The Yankees have a little bit of a problem on their hands.
Yankees vs. Miguel Gonzalez
And he has a good (albeit limited) handle on this Yankees lineup.
In the two times he’s faced the Yankees, Gonzalez has held four important hitters who are basically guaranteed to play -- Robinson Cano, Curtis Granderson, Nick Swisher and Mark Teixeira -- hitless. They are a combined 0-for-21 with 12 strikeouts against him.
Gonzalez was 6-2 with a 2.49 ERA and 1.11 WHIP in his last 10 starts. In 65 innings, he allowed only four home runs. That stretch includes a start in Yankee Stadium on August 31 in which he allowed no earned runs and four hits in seven innings.
What makes Gonzalez so tough?
As those numbers we noted on the Yankees quartet show, Gonzalez is able to get left-handed hitters out at a high rate. Gonzalez allowed three homers to lefties (Ichiro Suzuki, Eric Chavez, and Raul Ibanez) in the Bronx on July 30, but hasn’t yielded one to a lefty in his 10 starts since.
Gonzalez throws a fastball ranging from 91 to 94 miles-per-hour and keeps it away from lefties so that they can’t turn on it and drive it for power.
Secondary Pitches vs. LHB
His secondary pitches -- a curveball, slider, changeup, and split-fingered fastball -- have improved significantly over the course of the season.
They’ve been valuable both early and late in at-bats and have neutralized the edge that a lefty would have against him.
Lefties are hitting .229 against Gonzalez in his last 10 starts.
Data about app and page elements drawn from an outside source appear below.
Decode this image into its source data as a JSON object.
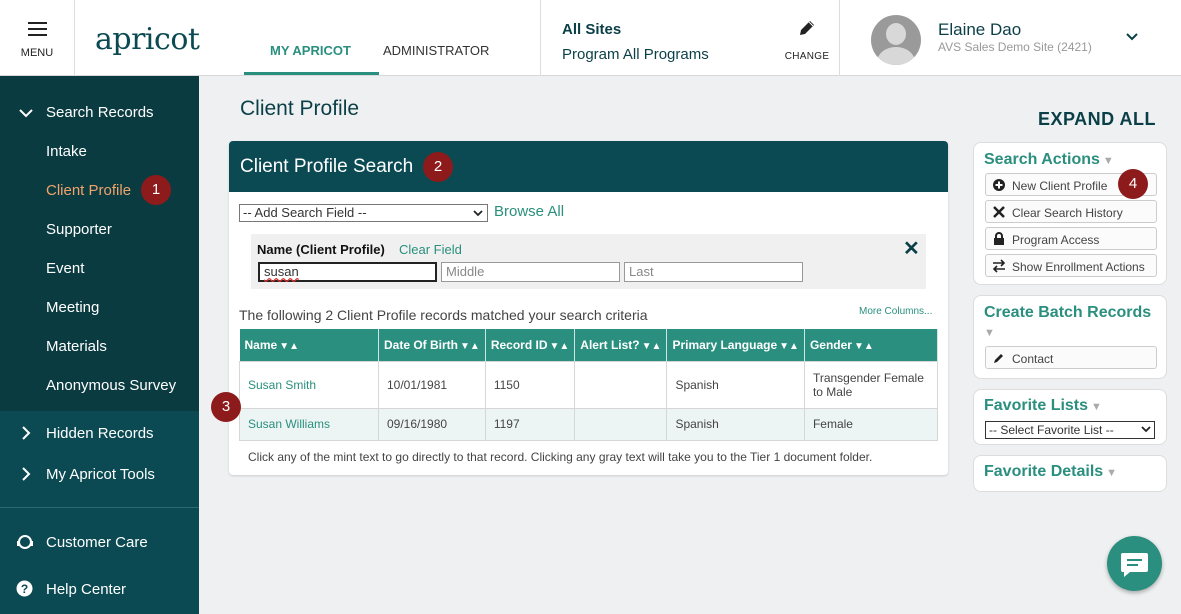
{
  "header": {
    "menu_label": "MENU",
    "logo": "apricot",
    "tabs": [
      "MY APRICOT",
      "ADMINISTRATOR"
    ],
    "site_title": "All Sites",
    "site_program": "Program All Programs",
    "change_label": "CHANGE",
    "user_name": "Elaine Dao",
    "user_site": "AVS Sales Demo Site (2421)"
  },
  "sidebar": {
    "search_records": "Search Records",
    "items": [
      "Intake",
      "Client Profile",
      "Supporter",
      "Event",
      "Meeting",
      "Materials",
      "Anonymous Survey"
    ],
    "hidden_records": "Hidden Records",
    "my_tools": "My Apricot Tools",
    "customer_care": "Customer Care",
    "help_center": "Help Center"
  },
  "badges": [
    "1",
    "2",
    "3",
    "4"
  ],
  "main": {
    "page_title": "Client Profile",
    "expand_all": "EXPAND ALL"
  },
  "search": {
    "title": "Client Profile Search",
    "add_field": "-- Add Search Field --",
    "browse_all": "Browse All",
    "field_name": "Name (Client Profile)",
    "clear_field": "Clear Field",
    "first_value": "susan",
    "middle_placeholder": "Middle",
    "last_placeholder": "Last",
    "matched_text": "The following 2 Client Profile records matched your search criteria",
    "more_columns": "More Columns...",
    "columns": [
      "Name",
      "Date Of Birth",
      "Record ID",
      "Alert List?",
      "Primary Language",
      "Gender"
    ],
    "rows": [
      [
        "Susan Smith",
        "10/01/1981",
        "1150",
        "",
        "Spanish",
        "Transgender Female to Male"
      ],
      [
        "Susan Williams",
        "09/16/1980",
        "1197",
        "",
        "Spanish",
        "Female"
      ]
    ],
    "footnote": "Click any of the mint text to go directly to that record. Clicking any gray text will take you to the Tier 1 document folder."
  },
  "actions": {
    "title": "Search Actions",
    "buttons": [
      "New Client Profile",
      "Clear Search History",
      "Program Access",
      "Show Enrollment Actions"
    ]
  },
  "batch": {
    "title": "Create Batch Records",
    "buttons": [
      "Contact"
    ]
  },
  "favorites": {
    "title": "Favorite Lists",
    "select": "-- Select Favorite List --"
  },
  "details": {
    "title": "Favorite Details"
  },
  "colors": {
    "teal_dark": "#0b4a52",
    "mint": "#2a8f7e",
    "badge": "#8e1b1b",
    "active": "#f0a36b"
  }
}
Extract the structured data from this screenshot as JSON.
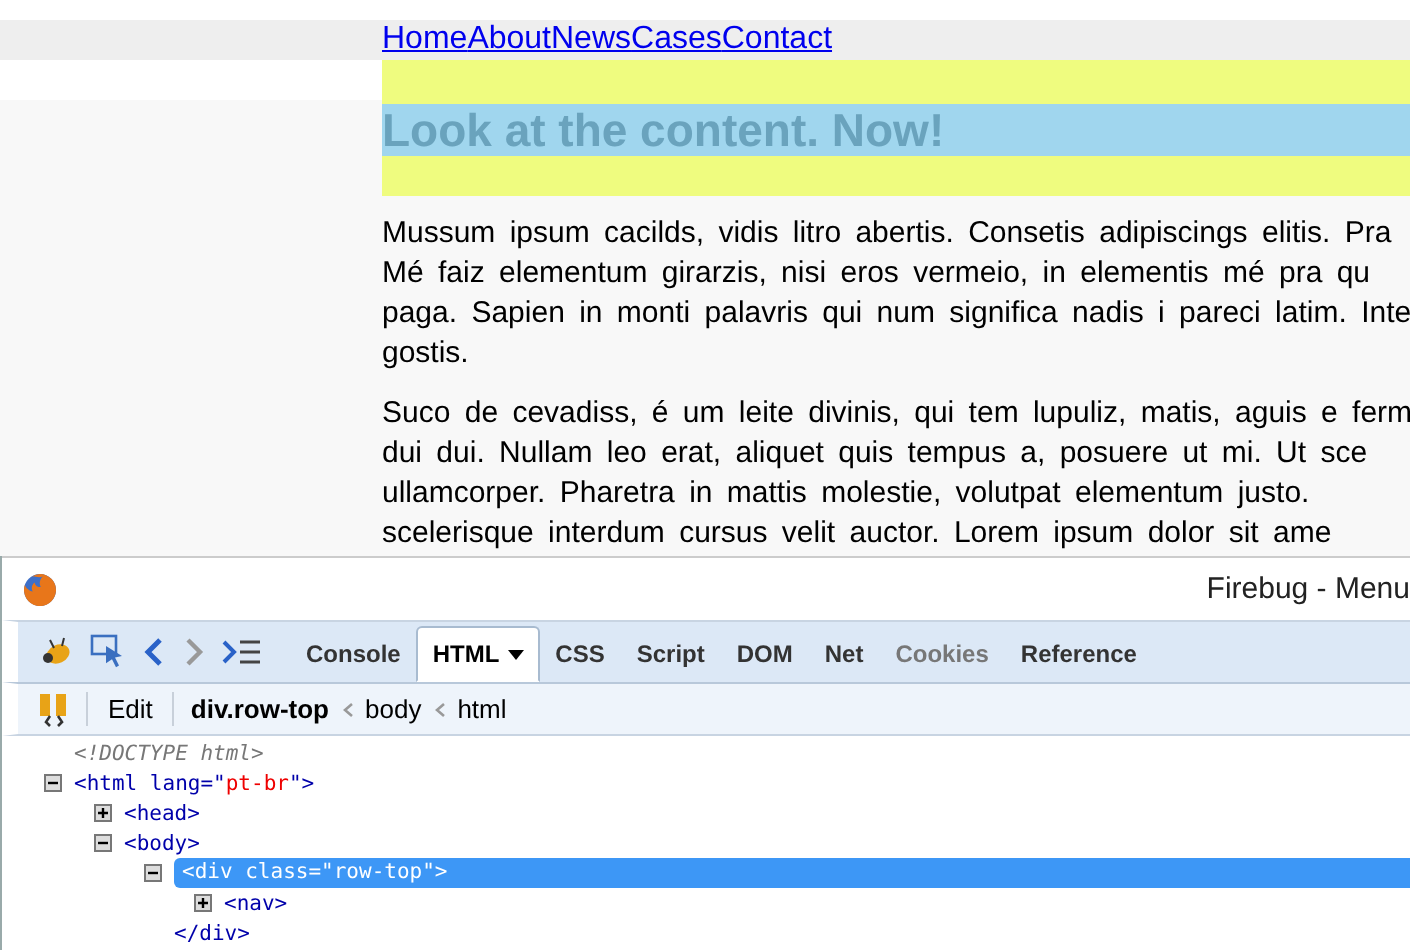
{
  "page": {
    "nav": [
      "Home",
      "About",
      "News",
      "Cases",
      "Contact"
    ],
    "heading": "Look at the content. Now!",
    "paragraphs": [
      [
        "Mussum ipsum cacilds, vidis litro abertis. Consetis adipiscings elitis. Pra",
        "Mé faiz elementum girarzis, nisi eros vermeio, in elementis mé pra qu",
        "paga. Sapien in monti palavris qui num significa nadis i pareci latim. Inte",
        "gostis."
      ],
      [
        "Suco de cevadiss, é um leite divinis, qui tem lupuliz, matis, aguis e ferm",
        "dui dui. Nullam leo erat, aliquet quis tempus a, posuere ut mi. Ut sce",
        "ullamcorper. Pharetra in mattis molestie, volutpat elementum justo.",
        "scelerisque interdum cursus velit auctor. Lorem ipsum dolor sit ame"
      ]
    ]
  },
  "firebug": {
    "title": "Firebug - Menu",
    "tabs": [
      {
        "label": "Console",
        "selected": false,
        "disabled": false
      },
      {
        "label": "HTML",
        "selected": true,
        "disabled": false
      },
      {
        "label": "CSS",
        "selected": false,
        "disabled": false
      },
      {
        "label": "Script",
        "selected": false,
        "disabled": false
      },
      {
        "label": "DOM",
        "selected": false,
        "disabled": false
      },
      {
        "label": "Net",
        "selected": false,
        "disabled": false
      },
      {
        "label": "Cookies",
        "selected": false,
        "disabled": true
      },
      {
        "label": "Reference",
        "selected": false,
        "disabled": false
      }
    ],
    "edit_button": "Edit",
    "breadcrumbs": [
      {
        "label": "div.row-top",
        "selected": true
      },
      {
        "label": "body",
        "selected": false
      },
      {
        "label": "html",
        "selected": false
      }
    ],
    "tree": [
      {
        "kind": "doctype",
        "text": "<!DOCTYPE html>"
      },
      {
        "kind": "element",
        "open": "<html lang=\"",
        "value": "pt-br",
        "close": "\">",
        "expanded": true,
        "selected": false,
        "children": [
          {
            "kind": "element",
            "open": "<head>",
            "expanded": false,
            "selected": false
          },
          {
            "kind": "element",
            "open": "<body>",
            "expanded": true,
            "selected": false,
            "children": [
              {
                "kind": "element",
                "open": "<div class=\"row-top\">",
                "expanded": true,
                "selected": true,
                "children": [
                  {
                    "kind": "element",
                    "open": "<nav>",
                    "expanded": false,
                    "selected": false
                  }
                ]
              },
              {
                "kind": "close",
                "text": "</div>"
              }
            ]
          }
        ]
      }
    ]
  }
}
That includes the Yankees lefties going 2-for-18 with eight whiffs against him.
Gonzalez vs. A-Rod
Gonzalez has never faced Rodriguez, so what can the Yankees slugger expect to see?
Last 2 Postseasons
As we noted last night the Orioles have done a nice job working the edges of the plate against A-Rod. They’ve thrown 40 of their 47 pitches to Rodriguez in this series to the inner-third (or off the inside corner) or the outer-third (or off the outside corner) of home plate.
Gonzalez is more apt to work the outside part of the plate, as the numbers show that he’s much more likely to work a right-handed hitter away than inside.
It makes sense for the Orioles to keep pitching Rodriguez away until he proves he can hit a pitch to that area with authority.
Since September 7 (including the first two games of this series), Rodriguez has seen 211 pitches on the outer-third of the plate, or off the outside corner.
Those 211 have resulted in 28 outs, six walks, and only two hits, both singles.
Narrow that even further to the 82 pitches that have been on the outside corner.
Those have resulted in 18 outs and just one measly hit.